Traditional, yet effective, music school in a classroom setting, eLearning on the Internet and apps? Today, there are more opportunities than ever before to learn an instrument. Which method leads to the most success? Which one is most compatible with contemporary lifestyles? Let’s take a look at the advantages and disadvantages of the different approaches…
Music schools – traditional, but by no means old-fashioned
The proven classic par excellence is the music school: In conventional music lessons, teachers can individually address strengths and weakness. Students receive direct feedback on their learning progress, a privilege that helps beginners to get rid of some uncomfortable stumbling blocks. Regular lessons are good for discipline. On the other hand, they can also be problematic due to the daily stress experienced by some students. The biggest disadvantage: Lessons at the music school cost money and usually, and justifiably, are not cheap. It’s an investment in your children’s future, many hours of happiness coming from their ability to escape reality through music playing.
Private teacher – the more flexible variant

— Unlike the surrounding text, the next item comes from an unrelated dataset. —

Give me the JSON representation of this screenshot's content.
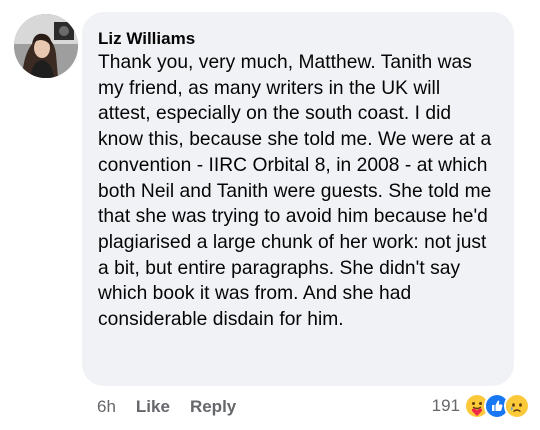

Private teachers are often more flexible in terms of time and can respond better to their personal circumstances. Whether the lessons take place every two weeks, or in particularly motivated cases, supplementary lessons can be spontaneously inserted. Many of them conduct the lessons in their own living rooms or studios, others come to your home, which means that there are potentially no commutes or waiting times for pupils and parents. Private teachers are by no means inexpensive. In contrast to music schools, it is also less likely to meet other beginners and be immersed in a local music community.
Self taught learning with YouTube & Co?
Your children’s daily routine, including the pressure to perform at school, often prevents them from attending traditional music lessons. What can be done in these cases? YouTube is an immense resource featuring tons of teaching material on the Internet. There are tutorials, how-to-play videos, music theory classes and much more. Once you start digging you’ll notice that you’ve entered a music students’ paradise, a huge benefit of our time. A disadvantage of this myriad of video content is that you can often get lost, or distracted, in the chaos of YouTube. It is rich in content but if you don’t have a clue about where to start, the self-learning can be a very slow beginning. The pedagogical structure for learning the first instrument is missing. Online music schools can be a good alternative (see next paragraph).
Online music schools like music2me
An example of this is music2me, an online music school specifically for piano and electric guitar. Online music schools cost a fraction of the lessons at a conventional music school and are conceptually well thought out with a slowly increasing degree of difficulty. Online learning is popular with young people and can also be an exciting addition to classic music lessons or a sensible alternative for YouTube autodidacts. Some online music schools are limited when it comes to addressing individual weaknesses such as finger agility, strength or musical hearing. However, if you have any questions, you can contact the music teachers at music2me. They will give you the right answers and find the right solutions.
Lessons in your pocket
Apps on your phone or tablet can also be a good addition to other learning methods. There are a lot of them that explain the different playing techniques step by step. For example Fender Play, a complete learning app for guitar, bass and ukulele. Ideal for beginners, especially since the focus is initially on the basics. Strumming techniques, riffs from different genres of music and much more are broken down into small, easy-to-learn steps. Students can choose from hundreds of songs by their favourite artists and learn and play simplified versions. Of course, there are also advanced songs. The disadvantage remains the lack of feedback from the teacher.
Fun… 1st musical points of contact included
Music game apps have a high entertainment value and invite you to “make music on the go”. This can’t really be compared to real music lessons. But getting into the world of music on a smartphone or tablet has something of an enriching zeitgeist. “Perfect Piano“, for example, displays the piano keyboard directly on the touchscreen. “SongPop 2“ sends users on a virtual course of musical trivia knowledge. “Real Bass“ brings the bass section to the touchscreen and “Real Drum“ drums.
Conclusion: Learning is a combination of discipline & fun
Each method has its advantages and disadvantages. It would be ideal to simply combine the advantages of each one but this is only possible in a perfect world. A combination of conventional music lessons with YouTube tutorials can be a good strategy. Even the combination of a structured on-line music school with a private teacher who gives direct feedback on how you are progressing. Now it’s only up to you to find out which methods to stick with. Best of luck and happy learning!!